Symphyotrichum novae-angliae (L.) G.L. Nesom
New England Aster
CC = 4
CW = -3
MOC = 51
Family - Asteraceae/Astereae
Habit - Perennial forbs with a compact, woody rootstock, usually with 1 or few short, stout, rhizomatous branches, less commonly with longer-creeping, slender rhizomes.
Stems - Ascending to erect, to 1.7 m, single or multiple from base, often branched above the midpoint, densely and evenly pubescent with spreading hairs (less so toward the base), also with moderate to dense, stalked glands toward the tip.
Leaves - Alternate, simple, sessile, clasping, auriculate. Basal and lower stem leaves absent at flowering. Median and upper stem leaves often relatively numerous, progressively smaller toward the stem tip, sessile, strongly clasping the stem, the blades 1-12 cm long, narrowly oblanceolate (but often slightly broadened at the base) to narrowly oblong-lanceolate, rarely broader, cordate to nearly truncate at the base, angled or tapered to a sharply pointed tip, the margins entire, hairy, the surfaces moderately to densely hairy, usually with 3 main veins, the secondary veins relatively easily observed abaxially and forming an irregular network of relatively short to somewhat elongate areoles.
Inflorescences - Dense panicles terminating inflorescence branches, the heads appearing mostly long-stalked, the bracts relatively few, 0.5-1.2 cm long, mostly linear. Peduncles densely glandular-pubescent.
Heads - Radiate, showy, 2.0-4.5 cm in diameter at flowering. Involucre 6-12 mm long, the bracts in 3-6 subequal, overlapping series. Involucral bracts mostly linear, long-tapered to the slender, sharply pointed tip, the tip spreading or reflexed, the green portion extending more than 2/3 of the way to the base, those of the median and inner series with a progressively shorter, elliptic, green apical area (this mostly 1/2 the length or more), usually purplish-tinged, the outer surface with relatively dense, stalked glands and often also with sparse, longer, nonglandular hairs (the inner surface sparsely to moderately hairy), the margins with relatively long, spreading hairs. Receptacle flat, naked.

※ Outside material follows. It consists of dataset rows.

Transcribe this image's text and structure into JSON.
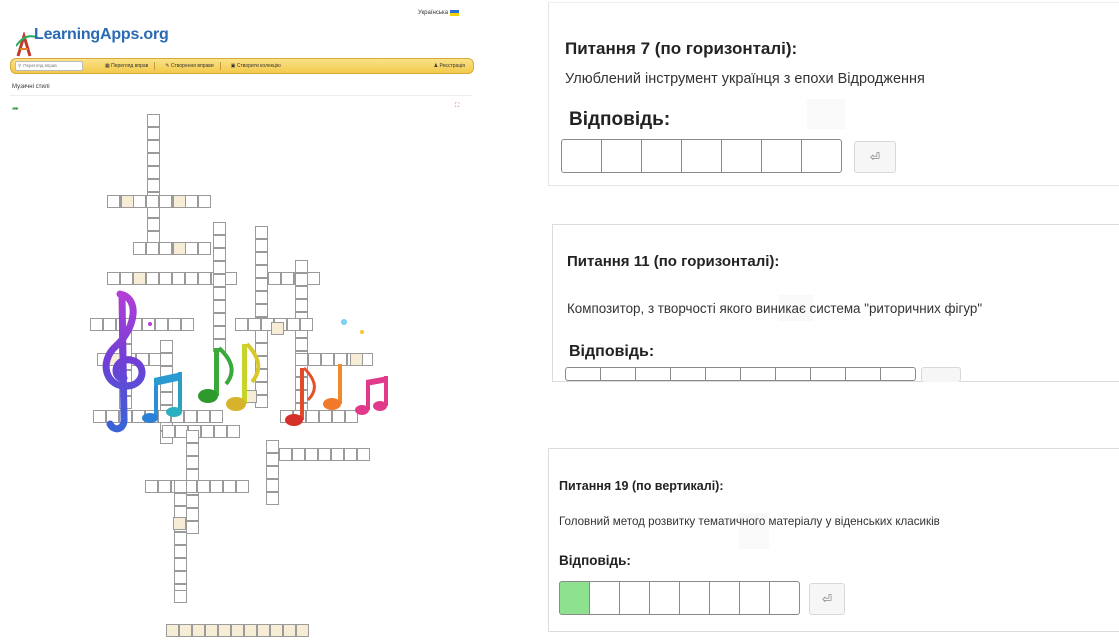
{
  "learningapps": {
    "language": "Українська",
    "logo": "LearningApps.org",
    "search_placeholder": "Перегляд вправ",
    "nav": [
      {
        "icon": "grid-icon",
        "label": "Перегляд вправ"
      },
      {
        "icon": "pencil-icon",
        "label": "Створення вправи"
      },
      {
        "icon": "collection-icon",
        "label": "Створити колекцію"
      }
    ],
    "register": "Реєстрація",
    "subtitle": "Музичні стилі",
    "accent": "#f2c94a"
  },
  "questions": [
    {
      "title": "Питання 7 (по горизонталі):",
      "text": "Улюблений інструмент українця з епохи Відродження",
      "answer_label": "Відповідь:",
      "letters": 7,
      "filled": 0
    },
    {
      "title": "Питання 11 (по горизонталі):",
      "text": "Композитор, з творчості якого виникає система \"риторичних фігур\"",
      "answer_label": "Відповідь:",
      "letters": 10,
      "filled": 0
    },
    {
      "title": "Питання 19 (по вертикалі):",
      "text": "Головний метод розвитку тематичного матеріалу у віденських класиків",
      "answer_label": "Відповідь:",
      "letters": 8,
      "filled": 1,
      "fill_color": "#8ee28f"
    }
  ]
}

Flowers - Ray florets 40-100 in usually 2 or 3 series, pistillate, the corollas well developed, 10-25 mm long, purple or less commonly pink. Disc florets 50-110, the corollas 4.5-6.5 mm long, the slender portion of the tube shorter than the slightly expanded apical portion, the 5 lobes 0.4-0.7 mm long, 20-25 percent of the total length of the expanded portion. Pappus bristles 4.0-6.5 mm long, mostly pale orangish brown to light tan, occasionally purplish-tinged.
Fruits - Achenes 2-3 mm long, with 7-10 longitudinal ribs, purplish brown to brown, densely hairy and sometimes also sparsely glandular.

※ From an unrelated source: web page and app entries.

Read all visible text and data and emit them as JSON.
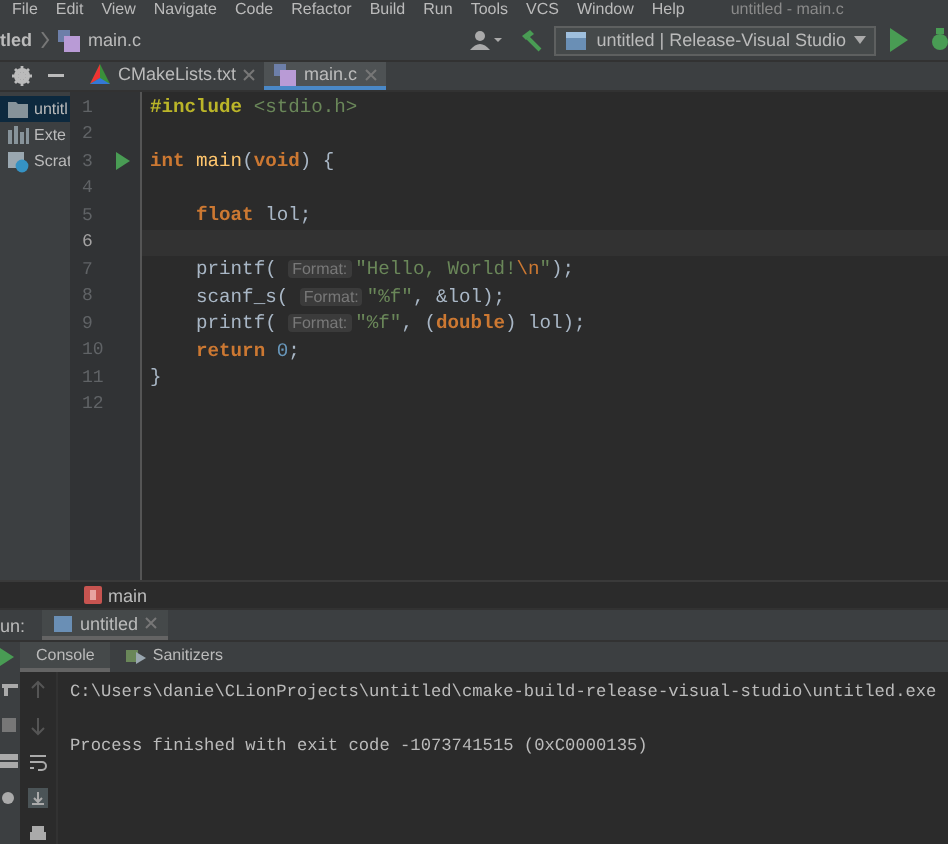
{
  "menu": [
    "File",
    "Edit",
    "View",
    "Navigate",
    "Code",
    "Refactor",
    "Build",
    "Run",
    "Tools",
    "VCS",
    "Window",
    "Help"
  ],
  "window_title": "untitled - main.c",
  "breadcrumbs": [
    "tled",
    "main.c"
  ],
  "run_config": "untitled | Release-Visual Studio",
  "editor_tabs": [
    {
      "label": "CMakeLists.txt",
      "kind": "cmake",
      "selected": false
    },
    {
      "label": "main.c",
      "kind": "c",
      "selected": true
    }
  ],
  "project_tree": [
    {
      "label": "untitl",
      "kind": "folder",
      "selected": true
    },
    {
      "label": "Exte",
      "kind": "library",
      "selected": false
    },
    {
      "label": "Scrat",
      "kind": "scratch",
      "selected": false
    }
  ],
  "code": [
    {
      "number": "1",
      "current": false,
      "run_marker": false,
      "tokens": [
        {
          "kind": "directive",
          "text": "#include"
        },
        {
          "kind": "header",
          "text": " <stdio.h>"
        }
      ]
    },
    {
      "number": "2",
      "current": false,
      "run_marker": false
    },
    {
      "number": "3",
      "current": false,
      "run_marker": true,
      "tokens": [
        {
          "kind": "keyword",
          "text": "int"
        },
        {
          "kind": "function",
          "text": " main"
        },
        {
          "kind": "plain",
          "text": "("
        },
        {
          "kind": "keyword",
          "text": "void"
        },
        {
          "kind": "plain",
          "text": ") {"
        }
      ]
    },
    {
      "number": "4",
      "current": false,
      "run_marker": false
    },
    {
      "number": "5",
      "current": false,
      "run_marker": false,
      "tokens": [
        {
          "kind": "keyword",
          "text": "    float"
        },
        {
          "kind": "plain",
          "text": " lol;"
        }
      ]
    },
    {
      "number": "6",
      "current": true,
      "run_marker": false
    },
    {
      "number": "7",
      "current": false,
      "run_marker": false,
      "tokens": [
        {
          "kind": "plain",
          "text": "    printf( "
        },
        {
          "kind": "hint",
          "text": "Format:"
        },
        {
          "kind": "string",
          "text": "\"Hello, World!"
        },
        {
          "kind": "escape",
          "text": "\\n"
        },
        {
          "kind": "string",
          "text": "\""
        },
        {
          "kind": "plain",
          "text": ");"
        }
      ]
    },
    {
      "number": "8",
      "current": false,
      "run_marker": false,
      "tokens": [
        {
          "kind": "plain",
          "text": "    scanf_s( "
        },
        {
          "kind": "hint",
          "text": "Format:"
        },
        {
          "kind": "string",
          "text": "\"%f\""
        },
        {
          "kind": "plain",
          "text": ", &lol);"
        }
      ]
    },
    {
      "number": "9",
      "current": false,
      "run_marker": false,
      "tokens": [
        {
          "kind": "plain",
          "text": "    printf( "
        },
        {
          "kind": "hint",
          "text": "Format:"
        },
        {
          "kind": "string",
          "text": "\"%f\""
        },
        {
          "kind": "plain",
          "text": ", ("
        },
        {
          "kind": "keyword",
          "text": "double"
        },
        {
          "kind": "plain",
          "text": ") lol);"
        }
      ]
    },
    {
      "number": "10",
      "current": false,
      "run_marker": false,
      "tokens": [
        {
          "kind": "keyword",
          "text": "    return"
        },
        {
          "kind": "number",
          "text": " 0"
        },
        {
          "kind": "plain",
          "text": ";"
        }
      ]
    },
    {
      "number": "11",
      "current": false,
      "run_marker": false,
      "tokens": [
        {
          "kind": "plain",
          "text": "}"
        }
      ]
    },
    {
      "number": "12",
      "current": false,
      "run_marker": false
    }
  ],
  "editor_breadcrumb": "main",
  "run_panel": {
    "label": "un:",
    "tabs": [
      {
        "label": "untitled",
        "selected": true
      }
    ]
  },
  "console_tabs": [
    {
      "label": "Console",
      "kind": "console",
      "selected": true
    },
    {
      "label": "Sanitizers",
      "kind": "sanitizers",
      "selected": false
    }
  ],
  "console_output": [
    "C:\\Users\\danie\\CLionProjects\\untitled\\cmake-build-release-visual-studio\\untitled.exe",
    "Process finished with exit code -1073741515 (0xC0000135)"
  ]
}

Flowering - Typically September - October, occasionally as early as July.
Habitat - Bottomland prairies, moist depressions of upland prairies, fens, bases of bluffs, streambanks, pond margins, pastures, fencerows, ditches, railroads, roadsides. Also widely cultivated.
Origin - Native to the U.S.

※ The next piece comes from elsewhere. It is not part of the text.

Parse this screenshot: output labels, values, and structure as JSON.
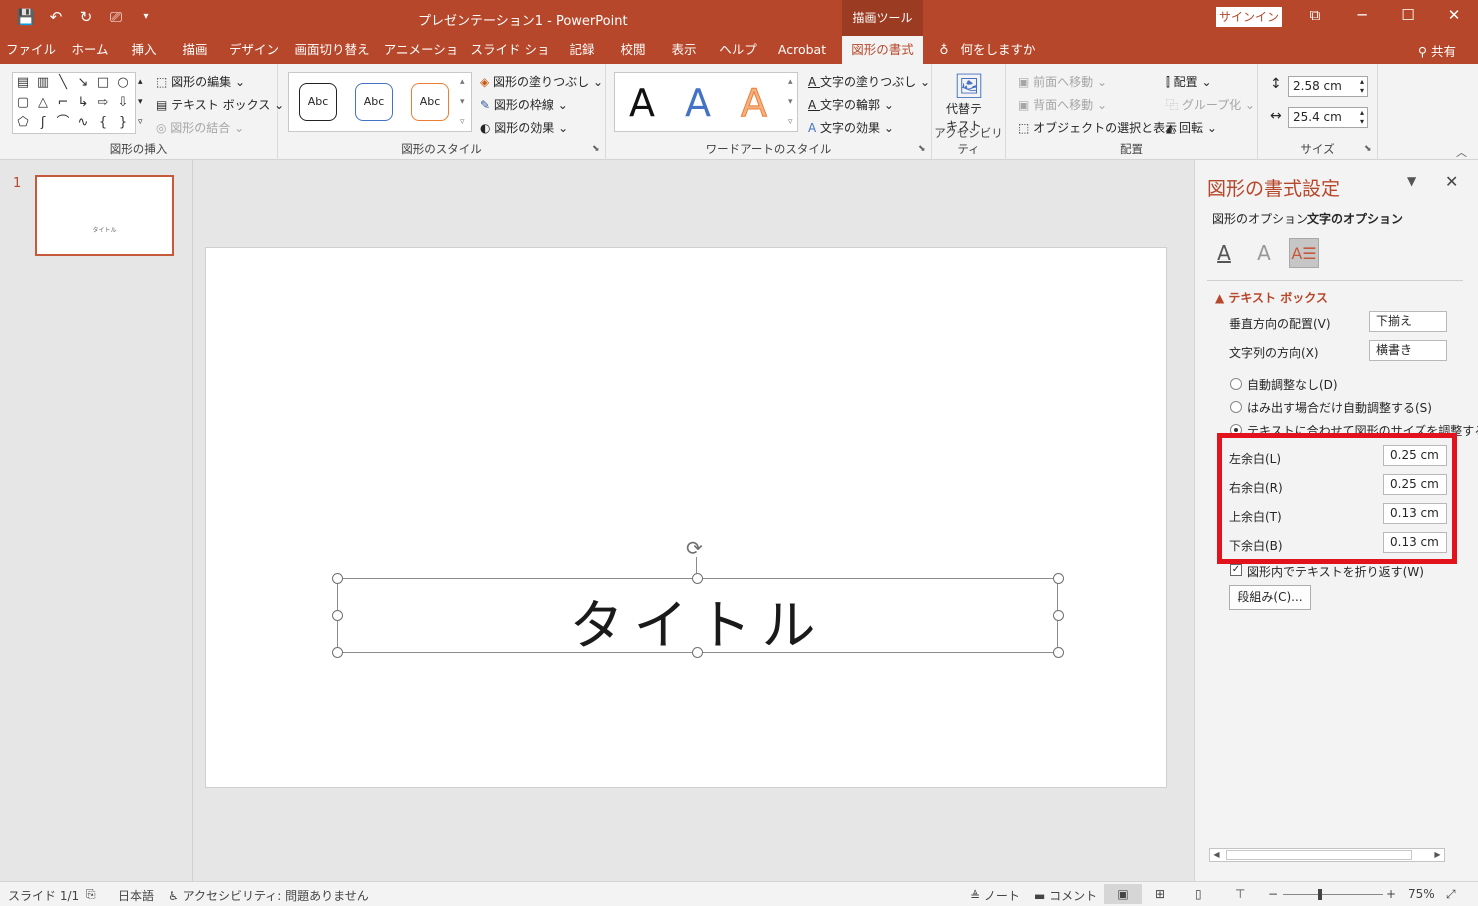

Lookalikes - Broadly, other species of Symphyotrichum; however, S. novae-angliae is relatively distinctive in appearance.
Other info. - This attractive plant can be found throughout most of Missouri but is uncommon or absent in southeastern and southwestern portions of the state. It also occurs across much of the continental U.S., most abundantly in the upper Midwest and New England. Frequent cultivation may partially obscure the natural range. It is one of the easiest asters to identify, having densely leafy stems, big flower heads with numerous purple rays, and a densely glandular involucre. In comparison, S. patens but has cauline leaves which are much more widely spaced on the stem and far fewer rays in the flower heads. S. patens also grows in drier soils of more upland regions.
Photographs taken off Hwy H, Shannon County, MO., 9-28-03 (DETenaglia); also near Labadie, Franklin County, MO, 9-28-2008 and 9-24-2020, and at Shaw Nature Reserve, Franklin County, MO, 9-25-2009 and 9-28-2018 (SRTurner).